YOUR GOAL
With images excluded, write out each entry below exactly as given.

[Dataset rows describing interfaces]

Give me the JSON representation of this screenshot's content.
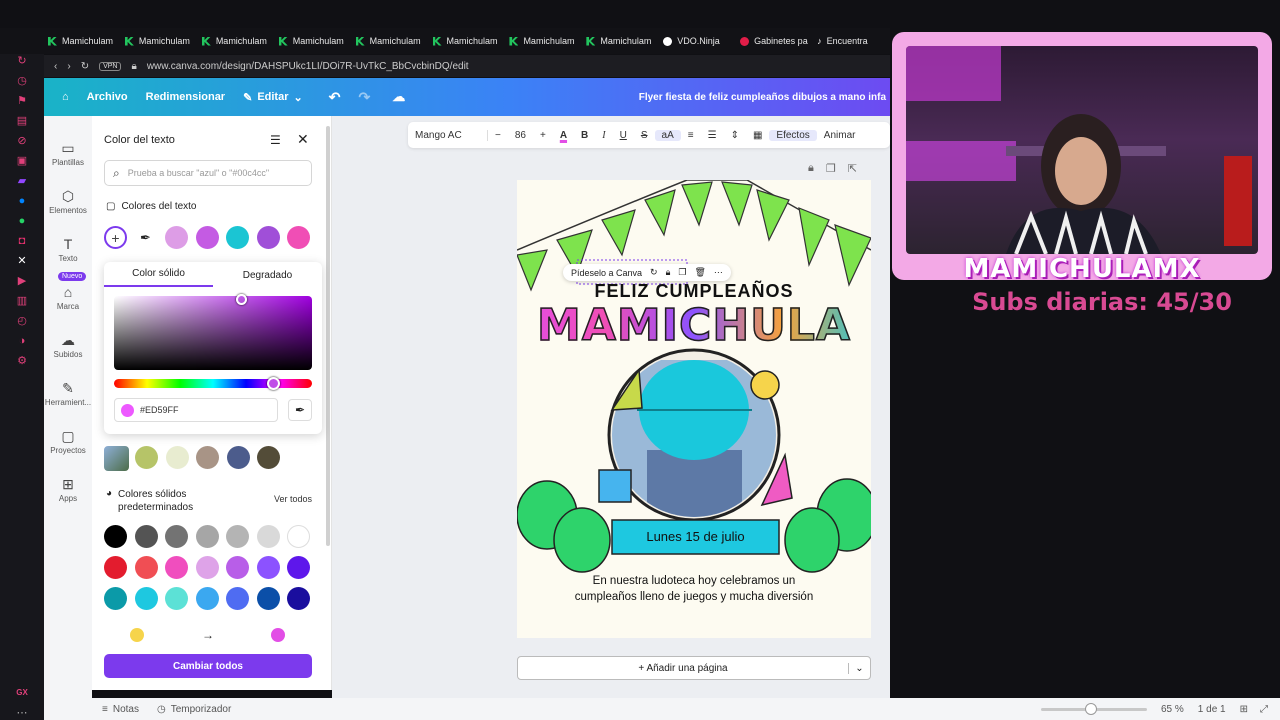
{
  "browser": {
    "tabs": [
      {
        "label": "Mamichulam",
        "icon": "kick"
      },
      {
        "label": "Mamichulam",
        "icon": "kick"
      },
      {
        "label": "Mamichulam",
        "icon": "kick"
      },
      {
        "label": "Mamichulam",
        "icon": "kick"
      },
      {
        "label": "Mamichulam",
        "icon": "kick"
      },
      {
        "label": "Mamichulam",
        "icon": "kick"
      },
      {
        "label": "Mamichulam",
        "icon": "kick"
      },
      {
        "label": "Mamichulam",
        "icon": "kick"
      },
      {
        "label": "VDO.Ninja",
        "icon": "vdo"
      },
      {
        "label": "Gabinetes pa",
        "icon": "gabinetes"
      },
      {
        "label": "Encuentra",
        "icon": "tiktok"
      }
    ],
    "vpn": "VPN",
    "url": "www.canva.com/design/DAHSPUkc1LI/DOi7R-UvTkC_BbCvcbinDQ/edit",
    "gx": "GX"
  },
  "header": {
    "archivo": "Archivo",
    "redimensionar": "Redimensionar",
    "editar": "Editar",
    "title": "Flyer fiesta de feliz cumpleaños dibujos a mano infa"
  },
  "nav": [
    {
      "label": "Plantillas",
      "icon": "template-icon",
      "glyph": "▭"
    },
    {
      "label": "Elementos",
      "icon": "elements-icon",
      "glyph": "⬡"
    },
    {
      "label": "Texto",
      "icon": "text-icon",
      "glyph": "T"
    },
    {
      "label": "Marca",
      "icon": "brand-icon",
      "glyph": "⌂",
      "badge": "Nuevo"
    },
    {
      "label": "Subidos",
      "icon": "upload-icon",
      "glyph": "☁"
    },
    {
      "label": "Herramient...",
      "icon": "tools-icon",
      "glyph": "✎"
    },
    {
      "label": "Proyectos",
      "icon": "folder-icon",
      "glyph": "▢"
    },
    {
      "label": "Apps",
      "icon": "apps-icon",
      "glyph": "⊞"
    }
  ],
  "panel": {
    "title": "Color del texto",
    "search_placeholder": "Prueba a buscar \"azul\" o \"#00c4cc\"",
    "text_colors_heading": "Colores del texto",
    "text_colors": [
      "#dd9de6",
      "#c45be3",
      "#1bc5d3",
      "#a04fd8",
      "#f04eb5"
    ],
    "tab_solid": "Color sólido",
    "tab_gradient": "Degradado",
    "hex_value": "#ED59FF",
    "photo_colors": [
      "#b6c468",
      "#e8ecd0",
      "#a89486",
      "#4c5c8c",
      "#534c38"
    ],
    "default_heading": "Colores sólidos predeterminados",
    "ver_todos": "Ver todos",
    "default_colors": [
      [
        "#000000",
        "#545454",
        "#737373",
        "#a6a6a6",
        "#b4b4b4",
        "#d9d9d9",
        "#ffffff"
      ],
      [
        "#e31c2e",
        "#f04e54",
        "#f04ebe",
        "#dea3e8",
        "#b85ee8",
        "#8c52ff",
        "#5e17eb"
      ],
      [
        "#0b9aa8",
        "#1ec8e0",
        "#5ce1d6",
        "#3ba8f0",
        "#4f6cf2",
        "#0b4fa8",
        "#1a0e9e"
      ]
    ],
    "gradient_from": "#f6d44b",
    "gradient_to": "#e24ee6",
    "cambiar_todos": "Cambiar todos"
  },
  "toolbar": {
    "font": "Mango AC",
    "size": "86",
    "efectos": "Efectos",
    "animar": "Animar"
  },
  "canvas": {
    "pideselo": "Pídeselo a Canva",
    "feliz": "FELIZ CUMPLEAÑOS",
    "name": "MAMICHULA",
    "date": "Lunes 15 de julio",
    "body1": "En nuestra ludoteca hoy celebramos un",
    "body2": "cumpleaños lleno de juegos y mucha diversión"
  },
  "add_page": "+ Añadir una página",
  "bottom": {
    "notas": "Notas",
    "temporizador": "Temporizador",
    "zoom": "65 %",
    "pages": "1 de 1"
  },
  "stream": {
    "channel": "MAMICHULAMX",
    "subs": "Subs diarias: 45/30"
  }
}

YOUR RESPONSE
Give me the JSON representation of this screenshot's content.
{
  "browser": {
    "tabs": [
      {
        "label": "Mamichulam",
        "icon": "kick"
      },
      {
        "label": "Mamichulam",
        "icon": "kick"
      },
      {
        "label": "Mamichulam",
        "icon": "kick"
      },
      {
        "label": "Mamichulam",
        "icon": "kick"
      },
      {
        "label": "Mamichulam",
        "icon": "kick"
      },
      {
        "label": "Mamichulam",
        "icon": "kick"
      },
      {
        "label": "Mamichulam",
        "icon": "kick"
      },
      {
        "label": "Mamichulam",
        "icon": "kick"
      },
      {
        "label": "VDO.Ninja",
        "icon": "vdo"
      },
      {
        "label": "Gabinetes pa",
        "icon": "gabinetes"
      },
      {
        "label": "Encuentra",
        "icon": "tiktok"
      }
    ],
    "vpn": "VPN",
    "url": "www.canva.com/design/DAHSPUkc1LI/DOi7R-UvTkC_BbCvcbinDQ/edit",
    "gx": "GX"
  },
  "header": {
    "archivo": "Archivo",
    "redimensionar": "Redimensionar",
    "editar": "Editar",
    "title": "Flyer fiesta de feliz cumpleaños dibujos a mano infa"
  },
  "nav": [
    {
      "label": "Plantillas",
      "icon": "template-icon",
      "glyph": "▭"
    },
    {
      "label": "Elementos",
      "icon": "elements-icon",
      "glyph": "⬡"
    },
    {
      "label": "Texto",
      "icon": "text-icon",
      "glyph": "T"
    },
    {
      "label": "Marca",
      "icon": "brand-icon",
      "glyph": "⌂",
      "badge": "Nuevo"
    },
    {
      "label": "Subidos",
      "icon": "upload-icon",
      "glyph": "☁"
    },
    {
      "label": "Herramient...",
      "icon": "tools-icon",
      "glyph": "✎"
    },
    {
      "label": "Proyectos",
      "icon": "folder-icon",
      "glyph": "▢"
    },
    {
      "label": "Apps",
      "icon": "apps-icon",
      "glyph": "⊞"
    }
  ],
  "panel": {
    "title": "Color del texto",
    "search_placeholder": "Prueba a buscar \"azul\" o \"#00c4cc\"",
    "text_colors_heading": "Colores del texto",
    "text_colors": [
      "#dd9de6",
      "#c45be3",
      "#1bc5d3",
      "#a04fd8",
      "#f04eb5"
    ],
    "tab_solid": "Color sólido",
    "tab_gradient": "Degradado",
    "hex_value": "#ED59FF",
    "photo_colors": [
      "#b6c468",
      "#e8ecd0",
      "#a89486",
      "#4c5c8c",
      "#534c38"
    ],
    "default_heading": "Colores sólidos predeterminados",
    "ver_todos": "Ver todos",
    "default_colors": [
      [
        "#000000",
        "#545454",
        "#737373",
        "#a6a6a6",
        "#b4b4b4",
        "#d9d9d9",
        "#ffffff"
      ],
      [
        "#e31c2e",
        "#f04e54",
        "#f04ebe",
        "#dea3e8",
        "#b85ee8",
        "#8c52ff",
        "#5e17eb"
      ],
      [
        "#0b9aa8",
        "#1ec8e0",
        "#5ce1d6",
        "#3ba8f0",
        "#4f6cf2",
        "#0b4fa8",
        "#1a0e9e"
      ]
    ],
    "gradient_from": "#f6d44b",
    "gradient_to": "#e24ee6",
    "cambiar_todos": "Cambiar todos"
  },
  "toolbar": {
    "font": "Mango AC",
    "size": "86",
    "efectos": "Efectos",
    "animar": "Animar"
  },
  "canvas": {
    "pideselo": "Pídeselo a Canva",
    "feliz": "FELIZ CUMPLEAÑOS",
    "name": "MAMICHULA",
    "date": "Lunes 15 de julio",
    "body1": "En nuestra ludoteca hoy celebramos un",
    "body2": "cumpleaños lleno de juegos y mucha diversión"
  },
  "add_page": "+ Añadir una página",
  "bottom": {
    "notas": "Notas",
    "temporizador": "Temporizador",
    "zoom": "65 %",
    "pages": "1 de 1"
  },
  "stream": {
    "channel": "MAMICHULAMX",
    "subs": "Subs diarias: 45/30"
  }
}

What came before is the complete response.